Environmental technologies: According to CLIA surveys, 111 of the current 253 ships in the worldwide fleet of CLIA members are already equipped with exhaust aftertreatment systems (as of August 2018). According to the manufacturers, multi-stage exhaust gas cleaning systems reduce sulfur emissions by 99 percent, nitrogen oxides by 95 percent and soot particles by 90 percent. The majority of the 111 ships are deployed in the North and Baltic Seas because of environmental protection requirements. The number of ships with exhaust aftertreatment systems is increasing: about a year ago there were 99 ships. The progress shows that the industry as a whole is working on the use of new technologies. In addition to exhaust aftertreatment systems, more and more ships with alternative propulsion systems are coming onto the market. The first cruise ship in the world to be operated exclusively with liquid gas was completed in Germany today. Shipping companies are investing heavily in new ships and technologies: More than every fourth euro that shipping companies spent in Europe last year alone went on shipbuilding and the maintenance of cruise ships. This corresponds to 5.63 billion euros. NABU's request to push ahead with equipping the entire cruise fleet with environmental technologies has already been met.
Cruising accounts for 1 percent of nitrogen oxide emissions in Hamburg.
Responsible for 1 percent of emissions in Hamburg: The cruise industry is also committed to reducing emissions in the port cities. And that despite the fact that cruising, for example, only accounts for about one percent of the nitrogen oxide emissions in the city of Hamburg*. The fact that NABU speaks of a massive burden from the "excessively high levels of air pollution caused by the booming cruise industry" is not based on the facts and rather unsettles consumers. In addition, the Hanseatic city is currently the only port in Europe that offers shore power supply for cruise ships. This further reduces emissions from cruise ships in port. The second port will also be a German one: Kiel. Climate and environmental protection remains an ongoing task for CLIA and its members. This is shown by the investments in ship equipment and the constant dialogue with international shipping organizations. Every year the cruise industry advances. We want to remain a pioneer in maritime environmental protection in the future.
No filters available for ultrafine particles: NABU repeatedly calls for the use of filters for fine dust. The fact is that there are currently no filters for large ship engines that are ready for use anywhere in the world that could filter out ultrafine dust from exhaust gases. The cruise industry is therefore taking different paths at the same time: on the one hand, they are working intensively on the development of filter technology and, on the other hand, they are increasingly using other fuels for ship engines, such as liquid gas (LNG). However, the already available and built-in soot particle filters for particle sizes of PM 2.5 and PM 10 are ignored in the ranking.

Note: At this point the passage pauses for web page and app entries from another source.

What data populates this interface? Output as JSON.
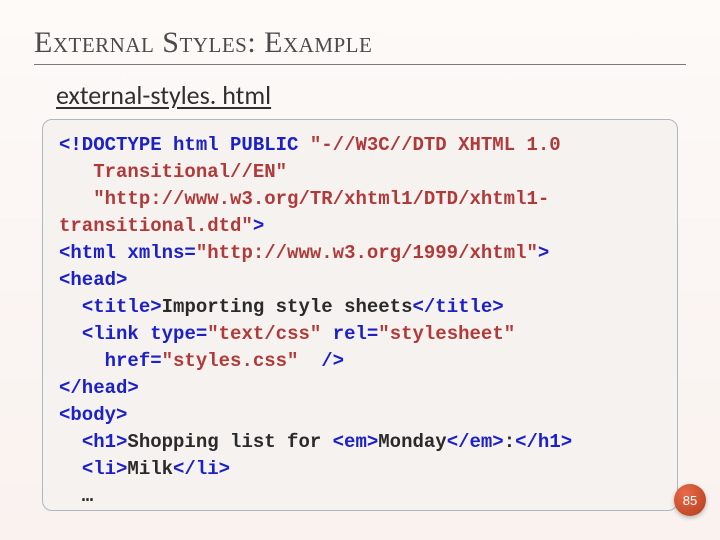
{
  "title": "External Styles: Example",
  "subtitle": "external-styles. html",
  "code_lines": [
    [
      {
        "t": "<!DOCTYPE html PUBLIC",
        "c": "kw"
      },
      {
        "t": " ",
        "c": "txt"
      },
      {
        "t": "\"-//W3C//DTD XHTML 1.0",
        "c": "str"
      }
    ],
    [
      {
        "t": "   ",
        "c": "txt"
      },
      {
        "t": "Transitional//EN\"",
        "c": "str"
      }
    ],
    [
      {
        "t": "   ",
        "c": "txt"
      },
      {
        "t": "\"http://www.w3.org/TR/xhtml1/DTD/xhtml1-",
        "c": "str"
      }
    ],
    [
      {
        "t": "transitional.dtd\"",
        "c": "str"
      },
      {
        "t": ">",
        "c": "kw"
      }
    ],
    [
      {
        "t": "<html",
        "c": "kw"
      },
      {
        "t": " ",
        "c": "txt"
      },
      {
        "t": "xmlns=",
        "c": "kw"
      },
      {
        "t": "\"http://www.w3.org/1999/xhtml\"",
        "c": "str"
      },
      {
        "t": ">",
        "c": "kw"
      }
    ],
    [
      {
        "t": "<head>",
        "c": "kw"
      }
    ],
    [
      {
        "t": "  ",
        "c": "txt"
      },
      {
        "t": "<title>",
        "c": "kw"
      },
      {
        "t": "Importing style sheets",
        "c": "txt"
      },
      {
        "t": "</title>",
        "c": "kw"
      }
    ],
    [
      {
        "t": "  ",
        "c": "txt"
      },
      {
        "t": "<link",
        "c": "kw"
      },
      {
        "t": " ",
        "c": "txt"
      },
      {
        "t": "type=",
        "c": "kw"
      },
      {
        "t": "\"text/css\"",
        "c": "str"
      },
      {
        "t": " ",
        "c": "txt"
      },
      {
        "t": "rel=",
        "c": "kw"
      },
      {
        "t": "\"stylesheet\"",
        "c": "str"
      }
    ],
    [
      {
        "t": "    ",
        "c": "txt"
      },
      {
        "t": "href=",
        "c": "kw"
      },
      {
        "t": "\"styles.css\"",
        "c": "str"
      },
      {
        "t": "  ",
        "c": "txt"
      },
      {
        "t": "/>",
        "c": "kw"
      }
    ],
    [
      {
        "t": "</head>",
        "c": "kw"
      }
    ],
    [
      {
        "t": "<body>",
        "c": "kw"
      }
    ],
    [
      {
        "t": "  ",
        "c": "txt"
      },
      {
        "t": "<h1>",
        "c": "kw"
      },
      {
        "t": "Shopping list for ",
        "c": "txt"
      },
      {
        "t": "<em>",
        "c": "kw"
      },
      {
        "t": "Monday",
        "c": "txt"
      },
      {
        "t": "</em>",
        "c": "kw"
      },
      {
        "t": ":",
        "c": "txt"
      },
      {
        "t": "</h1>",
        "c": "kw"
      }
    ],
    [
      {
        "t": "  ",
        "c": "txt"
      },
      {
        "t": "<li>",
        "c": "kw"
      },
      {
        "t": "Milk",
        "c": "txt"
      },
      {
        "t": "</li>",
        "c": "kw"
      }
    ],
    [
      {
        "t": "  …",
        "c": "txt"
      }
    ]
  ],
  "page_number": "85"
}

Arbitrary awarding of points: A scientific and comprehensible approach cannot be identified in cruise rankings. This is shown, among other things, by the fact that NABU assesses environmental technologies differently from year to year. While last year the use of nitrogen oxide catalytic converters and the use of shore power was only rated at 1.5 points, this year it is 2.5 points. However, the maximum number of points is still 4 points.
Measurement methods of NABU: The measurements of NABU are not particularly meaningful for two reasons: On the one hand, selective measurements of emissions behind or on a ship cannot be compared with the average values that are measured by a fixed measuring station over a period of 24 hours or longer, to meet scientific requirements. On the other hand, the NABU measurements are repeatedly carried out with a hand-held measuring device that the manufacturer says is not suitable for this purpose. This device has been manufactured for clean indoor areas and therefore does not provide reliable results outside of indoor areas. The random measurements by NABU in the open field are therefore scientifically untenable.
* This is proven by the current air pollution control plan in Hamburg